Output the entries underneath exactly as they are.

[Data about app and page elements]
Segment Open
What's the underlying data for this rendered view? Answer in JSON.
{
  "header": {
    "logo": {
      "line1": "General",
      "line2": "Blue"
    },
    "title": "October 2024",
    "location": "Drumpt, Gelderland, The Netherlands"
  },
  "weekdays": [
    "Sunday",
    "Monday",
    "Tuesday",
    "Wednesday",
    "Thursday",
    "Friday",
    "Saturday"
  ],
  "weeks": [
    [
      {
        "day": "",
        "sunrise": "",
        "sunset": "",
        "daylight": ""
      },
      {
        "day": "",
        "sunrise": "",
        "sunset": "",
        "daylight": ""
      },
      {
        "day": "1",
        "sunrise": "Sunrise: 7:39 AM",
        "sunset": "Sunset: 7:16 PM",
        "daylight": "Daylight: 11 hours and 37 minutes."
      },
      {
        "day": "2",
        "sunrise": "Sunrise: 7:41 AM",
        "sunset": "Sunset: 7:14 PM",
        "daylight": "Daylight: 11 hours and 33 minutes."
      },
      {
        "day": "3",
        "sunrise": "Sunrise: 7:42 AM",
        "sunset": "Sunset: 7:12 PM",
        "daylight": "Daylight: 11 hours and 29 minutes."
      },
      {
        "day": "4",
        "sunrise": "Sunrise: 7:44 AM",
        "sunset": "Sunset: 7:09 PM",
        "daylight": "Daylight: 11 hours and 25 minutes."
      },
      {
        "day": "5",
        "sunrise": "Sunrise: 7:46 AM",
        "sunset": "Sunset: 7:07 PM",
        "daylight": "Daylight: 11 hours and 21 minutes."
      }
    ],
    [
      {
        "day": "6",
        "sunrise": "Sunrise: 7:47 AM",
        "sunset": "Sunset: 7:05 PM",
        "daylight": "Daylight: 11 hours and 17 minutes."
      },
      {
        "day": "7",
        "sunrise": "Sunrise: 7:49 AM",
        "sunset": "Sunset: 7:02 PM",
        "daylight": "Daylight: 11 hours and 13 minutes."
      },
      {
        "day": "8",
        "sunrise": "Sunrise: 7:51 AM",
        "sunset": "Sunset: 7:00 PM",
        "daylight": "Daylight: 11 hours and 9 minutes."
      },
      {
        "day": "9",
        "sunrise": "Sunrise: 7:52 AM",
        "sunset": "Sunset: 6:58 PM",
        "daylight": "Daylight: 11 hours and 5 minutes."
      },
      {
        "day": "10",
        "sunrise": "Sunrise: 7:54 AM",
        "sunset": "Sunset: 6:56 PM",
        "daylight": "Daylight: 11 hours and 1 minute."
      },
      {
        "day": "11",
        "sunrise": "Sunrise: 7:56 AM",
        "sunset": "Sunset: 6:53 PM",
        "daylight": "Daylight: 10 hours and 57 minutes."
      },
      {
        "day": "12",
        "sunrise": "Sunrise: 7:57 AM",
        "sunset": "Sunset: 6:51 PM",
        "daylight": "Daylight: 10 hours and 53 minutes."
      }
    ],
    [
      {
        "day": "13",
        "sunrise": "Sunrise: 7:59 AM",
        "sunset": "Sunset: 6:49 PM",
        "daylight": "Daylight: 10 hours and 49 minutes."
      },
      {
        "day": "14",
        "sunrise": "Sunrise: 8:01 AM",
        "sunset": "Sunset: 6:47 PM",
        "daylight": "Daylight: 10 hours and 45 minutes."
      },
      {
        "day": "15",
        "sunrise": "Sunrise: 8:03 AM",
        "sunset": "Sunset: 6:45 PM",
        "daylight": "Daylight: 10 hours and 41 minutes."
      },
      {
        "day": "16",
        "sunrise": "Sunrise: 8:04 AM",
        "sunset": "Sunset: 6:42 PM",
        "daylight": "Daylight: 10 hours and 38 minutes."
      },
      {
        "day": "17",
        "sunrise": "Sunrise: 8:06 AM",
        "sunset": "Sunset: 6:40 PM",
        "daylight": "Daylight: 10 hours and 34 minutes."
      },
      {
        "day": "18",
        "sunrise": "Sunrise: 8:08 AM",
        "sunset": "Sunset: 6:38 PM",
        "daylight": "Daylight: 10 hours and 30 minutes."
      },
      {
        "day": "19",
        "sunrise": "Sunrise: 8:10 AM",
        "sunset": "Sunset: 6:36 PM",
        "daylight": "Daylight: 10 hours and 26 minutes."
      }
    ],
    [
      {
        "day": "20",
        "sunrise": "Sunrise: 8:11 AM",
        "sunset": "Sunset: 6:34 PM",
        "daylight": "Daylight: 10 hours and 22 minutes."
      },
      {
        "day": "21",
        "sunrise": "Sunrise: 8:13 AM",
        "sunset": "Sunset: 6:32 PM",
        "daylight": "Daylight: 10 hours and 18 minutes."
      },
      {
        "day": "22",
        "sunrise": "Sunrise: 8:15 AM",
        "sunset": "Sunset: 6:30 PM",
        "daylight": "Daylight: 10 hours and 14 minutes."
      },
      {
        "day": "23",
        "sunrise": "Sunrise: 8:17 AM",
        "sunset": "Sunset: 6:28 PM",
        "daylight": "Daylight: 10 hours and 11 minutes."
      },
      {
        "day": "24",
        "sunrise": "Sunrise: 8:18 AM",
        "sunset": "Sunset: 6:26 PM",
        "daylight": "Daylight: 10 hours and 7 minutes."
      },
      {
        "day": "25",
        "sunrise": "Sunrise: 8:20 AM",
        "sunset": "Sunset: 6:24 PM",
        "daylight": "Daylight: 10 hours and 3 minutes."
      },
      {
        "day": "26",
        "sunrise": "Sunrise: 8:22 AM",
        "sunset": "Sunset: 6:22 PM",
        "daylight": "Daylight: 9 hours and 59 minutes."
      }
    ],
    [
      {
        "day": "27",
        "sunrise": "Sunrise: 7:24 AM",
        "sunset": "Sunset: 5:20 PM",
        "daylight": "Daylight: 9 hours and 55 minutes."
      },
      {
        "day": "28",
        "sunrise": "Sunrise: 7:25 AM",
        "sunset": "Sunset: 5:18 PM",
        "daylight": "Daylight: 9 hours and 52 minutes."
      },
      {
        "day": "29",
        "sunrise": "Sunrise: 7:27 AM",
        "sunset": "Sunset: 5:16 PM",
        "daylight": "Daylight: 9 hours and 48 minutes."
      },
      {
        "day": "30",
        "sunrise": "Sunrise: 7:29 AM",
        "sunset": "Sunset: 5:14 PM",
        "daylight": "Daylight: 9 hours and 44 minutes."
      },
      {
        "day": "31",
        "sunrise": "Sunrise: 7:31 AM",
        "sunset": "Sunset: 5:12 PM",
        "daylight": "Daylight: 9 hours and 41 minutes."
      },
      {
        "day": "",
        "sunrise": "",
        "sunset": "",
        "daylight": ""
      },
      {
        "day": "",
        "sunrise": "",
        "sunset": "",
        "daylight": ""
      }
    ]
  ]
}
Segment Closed
__Written response__
What's the underlying data for this rendered view? Answer in JSON.
{
  "header": {
    "logo": {
      "line1": "General",
      "line2": "Blue"
    },
    "title": "October 2024",
    "location": "Drumpt, Gelderland, The Netherlands"
  },
  "weekdays": [
    "Sunday",
    "Monday",
    "Tuesday",
    "Wednesday",
    "Thursday",
    "Friday",
    "Saturday"
  ],
  "weeks": [
    [
      {
        "day": "",
        "sunrise": "",
        "sunset": "",
        "daylight": ""
      },
      {
        "day": "",
        "sunrise": "",
        "sunset": "",
        "daylight": ""
      },
      {
        "day": "1",
        "sunrise": "Sunrise: 7:39 AM",
        "sunset": "Sunset: 7:16 PM",
        "daylight": "Daylight: 11 hours and 37 minutes."
      },
      {
        "day": "2",
        "sunrise": "Sunrise: 7:41 AM",
        "sunset": "Sunset: 7:14 PM",
        "daylight": "Daylight: 11 hours and 33 minutes."
      },
      {
        "day": "3",
        "sunrise": "Sunrise: 7:42 AM",
        "sunset": "Sunset: 7:12 PM",
        "daylight": "Daylight: 11 hours and 29 minutes."
      },
      {
        "day": "4",
        "sunrise": "Sunrise: 7:44 AM",
        "sunset": "Sunset: 7:09 PM",
        "daylight": "Daylight: 11 hours and 25 minutes."
      },
      {
        "day": "5",
        "sunrise": "Sunrise: 7:46 AM",
        "sunset": "Sunset: 7:07 PM",
        "daylight": "Daylight: 11 hours and 21 minutes."
      }
    ],
    [
      {
        "day": "6",
        "sunrise": "Sunrise: 7:47 AM",
        "sunset": "Sunset: 7:05 PM",
        "daylight": "Daylight: 11 hours and 17 minutes."
      },
      {
        "day": "7",
        "sunrise": "Sunrise: 7:49 AM",
        "sunset": "Sunset: 7:02 PM",
        "daylight": "Daylight: 11 hours and 13 minutes."
      },
      {
        "day": "8",
        "sunrise": "Sunrise: 7:51 AM",
        "sunset": "Sunset: 7:00 PM",
        "daylight": "Daylight: 11 hours and 9 minutes."
      },
      {
        "day": "9",
        "sunrise": "Sunrise: 7:52 AM",
        "sunset": "Sunset: 6:58 PM",
        "daylight": "Daylight: 11 hours and 5 minutes."
      },
      {
        "day": "10",
        "sunrise": "Sunrise: 7:54 AM",
        "sunset": "Sunset: 6:56 PM",
        "daylight": "Daylight: 11 hours and 1 minute."
      },
      {
        "day": "11",
        "sunrise": "Sunrise: 7:56 AM",
        "sunset": "Sunset: 6:53 PM",
        "daylight": "Daylight: 10 hours and 57 minutes."
      },
      {
        "day": "12",
        "sunrise": "Sunrise: 7:57 AM",
        "sunset": "Sunset: 6:51 PM",
        "daylight": "Daylight: 10 hours and 53 minutes."
      }
    ],
    [
      {
        "day": "13",
        "sunrise": "Sunrise: 7:59 AM",
        "sunset": "Sunset: 6:49 PM",
        "daylight": "Daylight: 10 hours and 49 minutes."
      },
      {
        "day": "14",
        "sunrise": "Sunrise: 8:01 AM",
        "sunset": "Sunset: 6:47 PM",
        "daylight": "Daylight: 10 hours and 45 minutes."
      },
      {
        "day": "15",
        "sunrise": "Sunrise: 8:03 AM",
        "sunset": "Sunset: 6:45 PM",
        "daylight": "Daylight: 10 hours and 41 minutes."
      },
      {
        "day": "16",
        "sunrise": "Sunrise: 8:04 AM",
        "sunset": "Sunset: 6:42 PM",
        "daylight": "Daylight: 10 hours and 38 minutes."
      },
      {
        "day": "17",
        "sunrise": "Sunrise: 8:06 AM",
        "sunset": "Sunset: 6:40 PM",
        "daylight": "Daylight: 10 hours and 34 minutes."
      },
      {
        "day": "18",
        "sunrise": "Sunrise: 8:08 AM",
        "sunset": "Sunset: 6:38 PM",
        "daylight": "Daylight: 10 hours and 30 minutes."
      },
      {
        "day": "19",
        "sunrise": "Sunrise: 8:10 AM",
        "sunset": "Sunset: 6:36 PM",
        "daylight": "Daylight: 10 hours and 26 minutes."
      }
    ],
    [
      {
        "day": "20",
        "sunrise": "Sunrise: 8:11 AM",
        "sunset": "Sunset: 6:34 PM",
        "daylight": "Daylight: 10 hours and 22 minutes."
      },
      {
        "day": "21",
        "sunrise": "Sunrise: 8:13 AM",
        "sunset": "Sunset: 6:32 PM",
        "daylight": "Daylight: 10 hours and 18 minutes."
      },
      {
        "day": "22",
        "sunrise": "Sunrise: 8:15 AM",
        "sunset": "Sunset: 6:30 PM",
        "daylight": "Daylight: 10 hours and 14 minutes."
      },
      {
        "day": "23",
        "sunrise": "Sunrise: 8:17 AM",
        "sunset": "Sunset: 6:28 PM",
        "daylight": "Daylight: 10 hours and 11 minutes."
      },
      {
        "day": "24",
        "sunrise": "Sunrise: 8:18 AM",
        "sunset": "Sunset: 6:26 PM",
        "daylight": "Daylight: 10 hours and 7 minutes."
      },
      {
        "day": "25",
        "sunrise": "Sunrise: 8:20 AM",
        "sunset": "Sunset: 6:24 PM",
        "daylight": "Daylight: 10 hours and 3 minutes."
      },
      {
        "day": "26",
        "sunrise": "Sunrise: 8:22 AM",
        "sunset": "Sunset: 6:22 PM",
        "daylight": "Daylight: 9 hours and 59 minutes."
      }
    ],
    [
      {
        "day": "27",
        "sunrise": "Sunrise: 7:24 AM",
        "sunset": "Sunset: 5:20 PM",
        "daylight": "Daylight: 9 hours and 55 minutes."
      },
      {
        "day": "28",
        "sunrise": "Sunrise: 7:25 AM",
        "sunset": "Sunset: 5:18 PM",
        "daylight": "Daylight: 9 hours and 52 minutes."
      },
      {
        "day": "29",
        "sunrise": "Sunrise: 7:27 AM",
        "sunset": "Sunset: 5:16 PM",
        "daylight": "Daylight: 9 hours and 48 minutes."
      },
      {
        "day": "30",
        "sunrise": "Sunrise: 7:29 AM",
        "sunset": "Sunset: 5:14 PM",
        "daylight": "Daylight: 9 hours and 44 minutes."
      },
      {
        "day": "31",
        "sunrise": "Sunrise: 7:31 AM",
        "sunset": "Sunset: 5:12 PM",
        "daylight": "Daylight: 9 hours and 41 minutes."
      },
      {
        "day": "",
        "sunrise": "",
        "sunset": "",
        "daylight": ""
      },
      {
        "day": "",
        "sunrise": "",
        "sunset": "",
        "daylight": ""
      }
    ]
  ]
}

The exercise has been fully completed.